Work to complete:
Check each line of the listing for the word "name" and report how many lines contain it, giving nothing but the number.

#### Extracted entries

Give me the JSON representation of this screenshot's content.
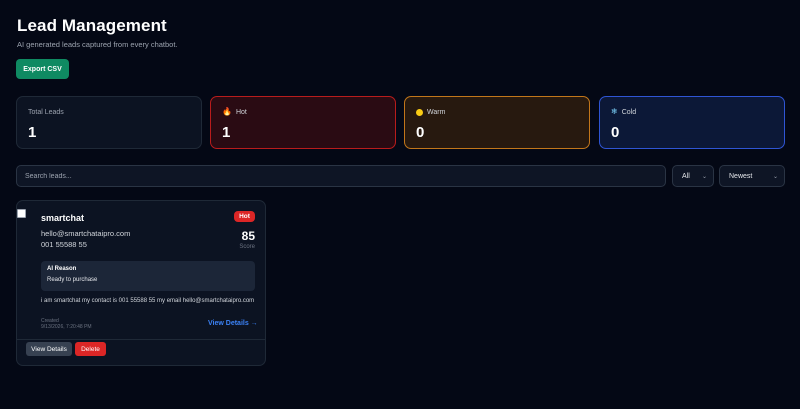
{
  "header": {
    "title": "Lead Management",
    "subtitle": "AI generated leads captured from every chatbot.",
    "export_label": "Export CSV"
  },
  "stats": [
    {
      "label": "Total Leads",
      "value": "1",
      "icon": ""
    },
    {
      "label": "Hot",
      "value": "1",
      "icon": "flame-icon",
      "color": "#b91c1c"
    },
    {
      "label": "Warm",
      "value": "0",
      "icon": "yellow-dot-icon",
      "color": "#c2761a"
    },
    {
      "label": "Cold",
      "value": "0",
      "icon": "snowflake-icon",
      "color": "#2f55d4"
    }
  ],
  "filters": {
    "search_placeholder": "Search leads...",
    "temperature_selected": "All",
    "sort_selected": "Newest"
  },
  "lead": {
    "name": "smartchat",
    "badge": "Hot",
    "email": "hello@smartchataipro.com",
    "phone": "001 55588 55",
    "score": "85",
    "score_label": "Score",
    "ai_reason_title": "AI Reason",
    "ai_reason": "Ready to purchase",
    "message": "i am smartchat my contact is 001 55588 55 my email hello@smartchataipro.com",
    "created_label": "Created",
    "created_value": "9/13/2026, 7:20:48 PM",
    "view_details_link": "View Details →",
    "view_details_button": "View Details",
    "delete_button": "Delete"
  },
  "colors": {
    "accent_green": "#0f8a62",
    "hot_red": "#dc2626",
    "link_blue": "#3b82f6"
  }
}
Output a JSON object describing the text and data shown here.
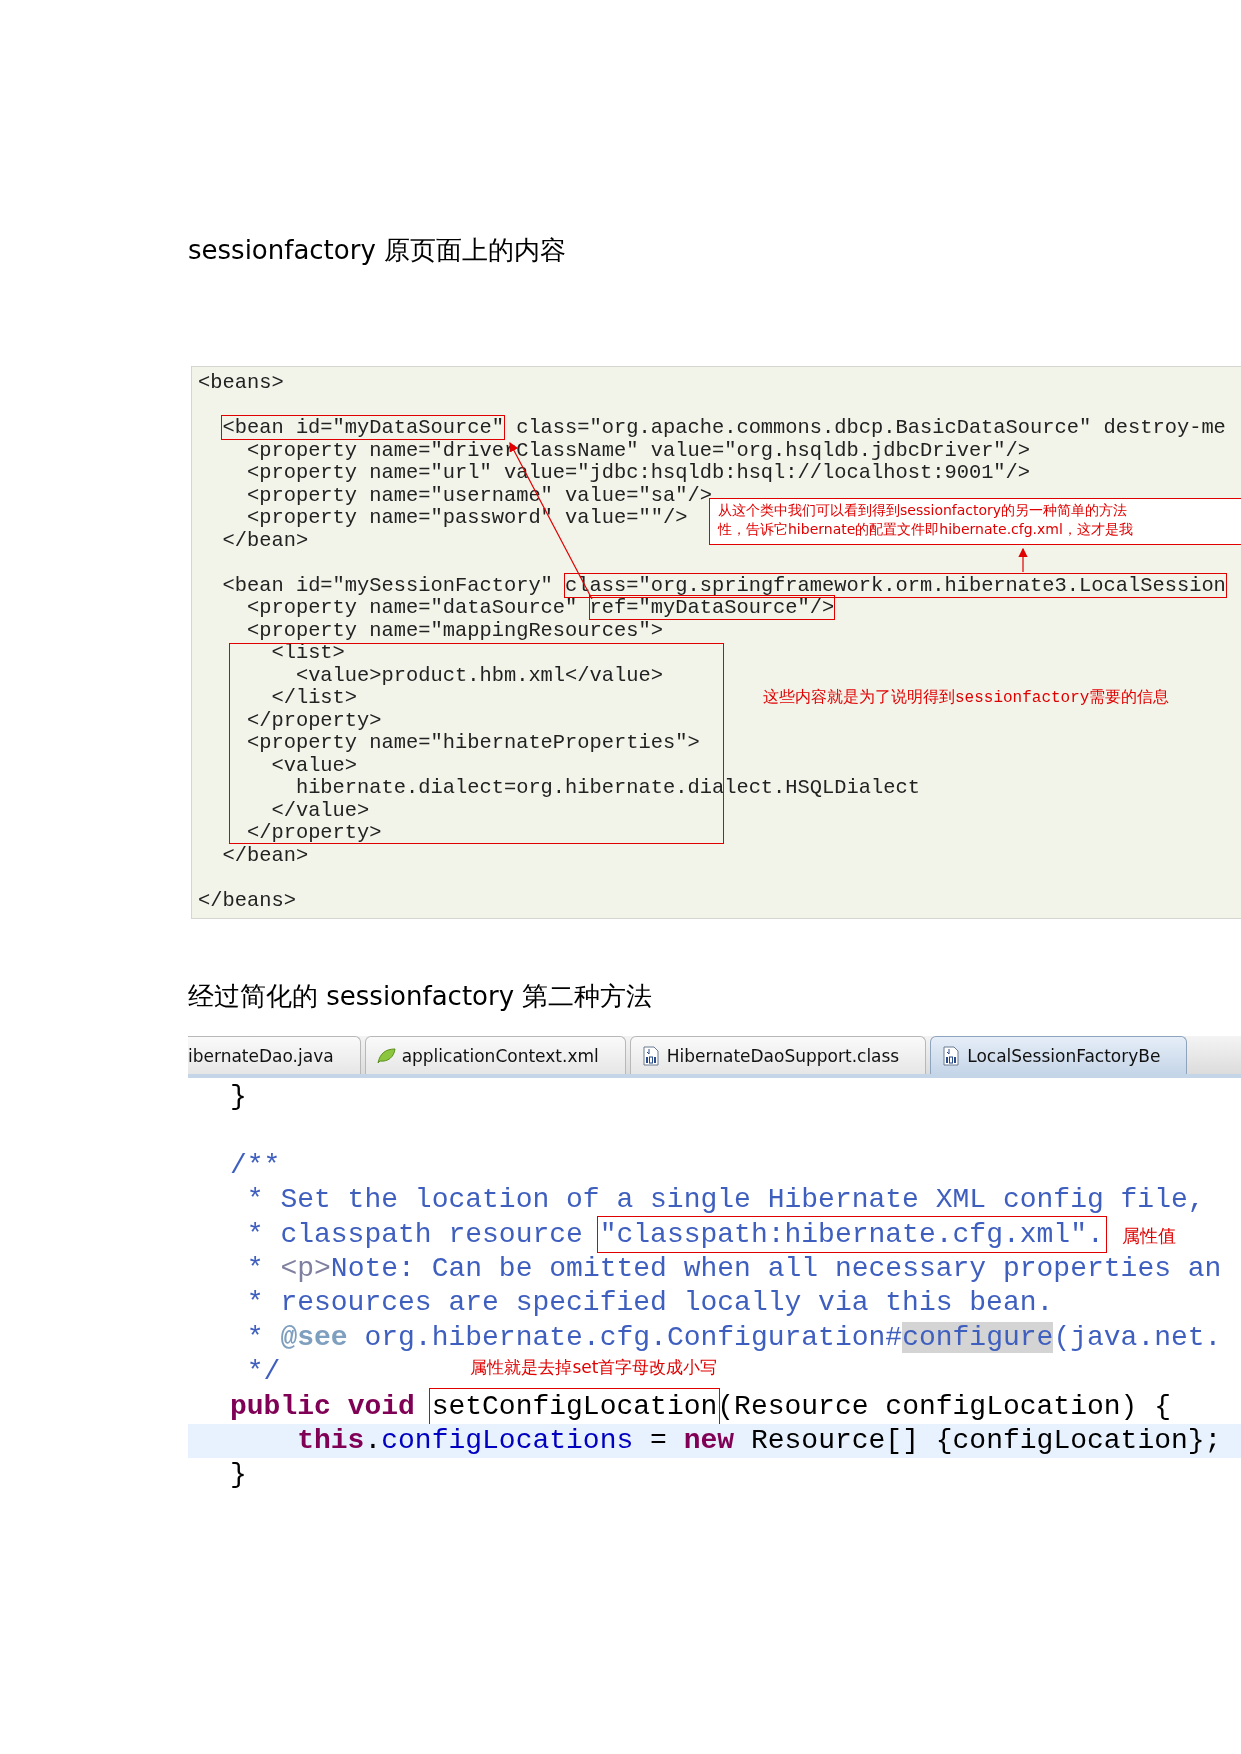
{
  "section_1": {
    "heading": "sessionfactory 原页面上的内容",
    "code_lines": [
      {
        "kind": "code",
        "segments": [
          {
            "kind": "plain",
            "text": "<beans>"
          }
        ]
      },
      {
        "kind": "blank"
      },
      {
        "kind": "code",
        "segments": [
          {
            "kind": "boxed",
            "text": "<bean id=\"myDataSource\""
          },
          {
            "kind": "plain",
            "text": " class=\"org.apache.commons.dbcp.BasicDataSource\" destroy-me"
          }
        ]
      },
      {
        "kind": "code",
        "segments": [
          {
            "kind": "plain",
            "text": "    <property name=\"driverClassName\" value=\"org.hsqldb.jdbcDriver\"/>"
          }
        ]
      },
      {
        "kind": "code",
        "segments": [
          {
            "kind": "plain",
            "text": "    <property name=\"url\" value=\"jdbc:hsqldb:hsql://localhost:9001\"/>"
          }
        ]
      },
      {
        "kind": "code",
        "segments": [
          {
            "kind": "plain",
            "text": "    <property name=\"username\" value=\"sa\"/>"
          }
        ]
      },
      {
        "kind": "code",
        "segments": [
          {
            "kind": "plain",
            "text": "    <property name=\"password\" value=\"\"/>"
          }
        ]
      },
      {
        "kind": "code",
        "segments": [
          {
            "kind": "plain",
            "text": "  </bean>"
          }
        ]
      },
      {
        "kind": "blank"
      },
      {
        "kind": "code",
        "segments": [
          {
            "kind": "plain",
            "text": "  <bean id=\"mySessionFactory\" "
          },
          {
            "kind": "boxed",
            "text": "class=\"org.springframework.orm.hibernate3.LocalSession"
          }
        ]
      },
      {
        "kind": "code",
        "segments": [
          {
            "kind": "plain",
            "text": "    <property name=\"dataSource\" "
          },
          {
            "kind": "boxed",
            "text": "ref=\"myDataSource\"/>"
          }
        ]
      },
      {
        "kind": "code",
        "segments": [
          {
            "kind": "plain",
            "text": "    <property name=\"mappingResources\">"
          }
        ]
      },
      {
        "kind": "code",
        "segments": [
          {
            "kind": "plain",
            "text": "      <list>"
          }
        ]
      },
      {
        "kind": "code",
        "segments": [
          {
            "kind": "plain",
            "text": "        <value>product.hbm.xml</value>"
          }
        ]
      },
      {
        "kind": "code",
        "segments": [
          {
            "kind": "plain",
            "text": "      </list>"
          }
        ]
      },
      {
        "kind": "code",
        "segments": [
          {
            "kind": "plain",
            "text": "    </property>"
          }
        ]
      },
      {
        "kind": "code",
        "segments": [
          {
            "kind": "plain",
            "text": "    <property name=\"hibernateProperties\">"
          }
        ]
      },
      {
        "kind": "code",
        "segments": [
          {
            "kind": "plain",
            "text": "      <value>"
          }
        ]
      },
      {
        "kind": "code",
        "segments": [
          {
            "kind": "plain",
            "text": "        hibernate.dialect=org.hibernate.dialect.HSQLDialect"
          }
        ]
      },
      {
        "kind": "code",
        "segments": [
          {
            "kind": "plain",
            "text": "      </value>"
          }
        ]
      },
      {
        "kind": "code",
        "segments": [
          {
            "kind": "plain",
            "text": "    </property>"
          }
        ]
      },
      {
        "kind": "code",
        "segments": [
          {
            "kind": "plain",
            "text": "  </bean>"
          }
        ]
      },
      {
        "kind": "blank"
      },
      {
        "kind": "code",
        "segments": [
          {
            "kind": "plain",
            "text": "</beans>"
          }
        ]
      }
    ],
    "callout": [
      "从这个类中我们可以看到得到sessionfactory的另一种简单的方法",
      "性，告诉它hibernate的配置文件即hibernate.cfg.xml，这才是我"
    ],
    "note": "这些内容就是为了说明得到sessionfactory需要的信息"
  },
  "section_2": {
    "heading": "经过简化的 sessionfactory 第二种方法",
    "tabs": [
      {
        "label": "ibernateDao.java",
        "selected": false
      },
      {
        "label": "applicationContext.xml",
        "selected": false
      },
      {
        "label": "HibernateDaoSupport.class",
        "selected": false
      },
      {
        "label": "LocalSessionFactoryBe",
        "selected": true
      }
    ],
    "code_lines": [
      {
        "kind": "code",
        "segments": [
          {
            "kind": "plain",
            "text": "}"
          }
        ]
      },
      {
        "kind": "blank"
      },
      {
        "kind": "code",
        "segments": [
          {
            "kind": "comment",
            "text": "/**"
          }
        ]
      },
      {
        "kind": "code",
        "segments": [
          {
            "kind": "comment",
            "text": " * Set the location of a single Hibernate XML config file,"
          }
        ]
      },
      {
        "kind": "code",
        "segments": [
          {
            "kind": "comment",
            "text": " * classpath resource "
          },
          {
            "kind": "boxed-comment",
            "text": "\"classpath:hibernate.cfg.xml\"."
          },
          {
            "kind": "note",
            "text": "属性值"
          }
        ]
      },
      {
        "kind": "code",
        "segments": [
          {
            "kind": "comment",
            "text": " * "
          },
          {
            "kind": "html",
            "text": "<p>"
          },
          {
            "kind": "comment",
            "text": "Note: Can be omitted when all necessary properties an"
          }
        ]
      },
      {
        "kind": "code",
        "segments": [
          {
            "kind": "comment",
            "text": " * resources are specified locally via this bean."
          }
        ]
      },
      {
        "kind": "code",
        "segments": [
          {
            "kind": "comment",
            "text": " * "
          },
          {
            "kind": "doctag",
            "text": "@see"
          },
          {
            "kind": "comment",
            "text": " org.hibernate.cfg.Configuration#"
          },
          {
            "kind": "match",
            "text": "configure"
          },
          {
            "kind": "comment",
            "text": "(java.net."
          }
        ]
      },
      {
        "kind": "code",
        "segments": [
          {
            "kind": "comment",
            "text": " */"
          },
          {
            "kind": "note-raised",
            "text": "属性就是去掉set首字母改成小写"
          }
        ]
      },
      {
        "kind": "code",
        "segments": [
          {
            "kind": "keyword",
            "text": "public "
          },
          {
            "kind": "keyword",
            "text": "void "
          },
          {
            "kind": "boxed",
            "text": "setConfigLocation"
          },
          {
            "kind": "plain",
            "text": "(Resource configLocation) {"
          }
        ]
      },
      {
        "kind": "current",
        "segments": [
          {
            "kind": "keyword",
            "text": "    this"
          },
          {
            "kind": "plain",
            "text": "."
          },
          {
            "kind": "field",
            "text": "configLocations"
          },
          {
            "kind": "plain",
            "text": " = "
          },
          {
            "kind": "keyword",
            "text": "new"
          },
          {
            "kind": "plain",
            "text": " Resource[] {configLocation};"
          }
        ]
      },
      {
        "kind": "code",
        "segments": [
          {
            "kind": "plain",
            "text": "}"
          }
        ]
      }
    ]
  }
}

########

Response box:
8